With the cuts necessary to maintain 11 mills, he didn’t know where the City would get even $90,000, Tom Moran, city manager said.
“I agree with Culley on this,” Brown said. “I want to see money in the budget for preschool.
“I agree Kawerak has a little more money to play with than Nome Preschool Association,” said. He then introduced a motion to insert $40,000 into the general fund budget for Nome Preschool Association to use as they saw fit.
Sparks wanted to wait a couple of weeks to see how the governor’s budget came out. There was no plan for the $40,000, Andersen said. “I want to see more. I would like to see the whole plan.”
Nome Preschool had a plan and had presented it at an earlier work session, Culley said. Parents volunteered. “Nome Preschool fundraises like no other organization in this town,” he said. “It’s not like they are going to waste [the money],” he said.
Tobin wanted to know the source of the $40,000. Brown’s motion failed. However, he succeeded in getting a commitment to insert the $40,000 in the Special Revenue Fund Budget through the Norton Sound Economic Development Corp Community Benefit Share, stemming from tie vote of 3-3 with Mayor Richard Beneville breaking the impasse with a yes vote.
All in all, the Council achieved second reading and final passage of seven City of Nome budget measures:
General Fund Budget $11,053,073.
School Debt Service Fund Budget, $590,626.
Special Revenue Fund Budget, $280,650.
Capital Projects Fund Budget, 41,384,619.
Construction Capital Projects Fund Budget, $20,000.
Port of Nome Fund Budget, $1,888,000.
Port of Nome Capital Projects Fund Budget, $3,893,300.

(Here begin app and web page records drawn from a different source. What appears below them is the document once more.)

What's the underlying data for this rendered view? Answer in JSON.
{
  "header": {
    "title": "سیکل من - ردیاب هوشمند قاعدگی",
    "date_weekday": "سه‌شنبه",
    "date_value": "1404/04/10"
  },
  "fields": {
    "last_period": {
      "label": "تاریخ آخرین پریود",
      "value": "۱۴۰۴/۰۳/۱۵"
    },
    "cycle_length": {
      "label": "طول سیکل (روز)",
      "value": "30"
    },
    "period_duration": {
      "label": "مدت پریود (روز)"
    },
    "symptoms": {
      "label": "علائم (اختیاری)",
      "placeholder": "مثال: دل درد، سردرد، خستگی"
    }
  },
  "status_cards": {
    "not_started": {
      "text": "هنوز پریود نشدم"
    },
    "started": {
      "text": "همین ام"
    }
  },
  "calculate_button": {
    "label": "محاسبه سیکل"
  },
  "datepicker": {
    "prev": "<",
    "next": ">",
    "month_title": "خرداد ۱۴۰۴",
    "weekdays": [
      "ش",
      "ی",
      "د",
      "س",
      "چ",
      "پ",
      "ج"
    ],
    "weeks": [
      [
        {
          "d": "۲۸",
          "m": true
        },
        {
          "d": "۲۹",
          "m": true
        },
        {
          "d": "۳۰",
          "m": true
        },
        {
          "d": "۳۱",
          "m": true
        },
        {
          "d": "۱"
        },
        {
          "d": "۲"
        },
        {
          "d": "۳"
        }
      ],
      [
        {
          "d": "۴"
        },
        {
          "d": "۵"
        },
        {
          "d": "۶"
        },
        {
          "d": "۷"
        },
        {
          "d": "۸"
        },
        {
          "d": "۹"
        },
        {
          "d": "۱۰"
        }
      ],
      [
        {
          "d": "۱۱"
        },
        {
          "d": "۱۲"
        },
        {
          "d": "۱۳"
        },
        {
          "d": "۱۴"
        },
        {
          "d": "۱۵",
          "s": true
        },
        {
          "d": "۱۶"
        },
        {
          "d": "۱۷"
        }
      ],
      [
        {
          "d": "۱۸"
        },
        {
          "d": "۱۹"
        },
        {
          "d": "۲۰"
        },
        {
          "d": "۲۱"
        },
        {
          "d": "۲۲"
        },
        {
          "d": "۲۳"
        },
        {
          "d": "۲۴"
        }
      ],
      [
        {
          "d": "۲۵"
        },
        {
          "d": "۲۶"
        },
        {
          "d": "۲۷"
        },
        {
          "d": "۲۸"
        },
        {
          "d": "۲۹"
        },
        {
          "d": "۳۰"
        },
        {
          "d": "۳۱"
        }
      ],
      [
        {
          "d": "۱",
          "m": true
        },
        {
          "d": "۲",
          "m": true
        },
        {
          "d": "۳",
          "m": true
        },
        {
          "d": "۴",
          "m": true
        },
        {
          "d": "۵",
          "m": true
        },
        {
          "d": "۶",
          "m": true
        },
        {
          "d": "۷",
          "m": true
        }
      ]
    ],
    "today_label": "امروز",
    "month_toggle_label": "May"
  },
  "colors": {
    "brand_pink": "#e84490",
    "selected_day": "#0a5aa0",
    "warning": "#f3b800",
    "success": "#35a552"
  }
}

In other business, the Council turned down another appeal from Norton Sound Health Corp. to waive failure submit its annual sales tax exemption application by the Jan. 1 deadline and to refund any sales tax the corporation paid so far this year. As a result, NSHC lost its sales tax exemption on purchases. The application fell through the cracks as the corporation had employee turnover exacerbated by leaves of absences by a couple of employees working in the finance division, Angela Gorn, CEO and president, said in her letter.
Because most vendors assumed NSHC still had the exemption, NSHC had paid no sales tax in the first three months of this year. Therefore, the Council had ruled the organization would have an exemption for the first half of the year and as a penalty, pay sales tax from July 1 through Dec. 31. The Council reaffirmed that decision taken at its May 23 meeting.
Mayor Richard Beneville nominated candidates for a pair of vacancies on commissions. The Council ratified his choice of Rob Cahoon for Nome Planning Commission and Doug Johnson for the Nome Port Commission. Both are incumbents who refiled for their terms expiring this month. Judy Martinson had applied for the NPC after the deadline; Beneville also considered applications from Thomas Okleasik and Patty Lillie whose applications had been submitted earlier this year for other vacancies. He cited Cahoon’s three years’ service on the NPC and “doing a good job.”
A group from the U.S. Coast Guard, along with representatives from state Department of Environmental Conservation and Alaska Chadux previewed a seminar concerning seasonal operations in the region slated for June 14 and 15. The seminar was to feature a day in the classroom and then an outing to see the placement of a containment boom near Hastings.
Citizen Pearl Johnson in a letter expressed displeasure with littering in Nome and the absence of a public restroom downtown.
Citizen Rodney Jones took the podium during citizens’ comment period and registered indignation concerning what he deemed rude and aggressive behavior by a City employee directing him to move cars in the RJ’s Auto neighborhood. The situation would be handled in house, Tom Moran, city manager said.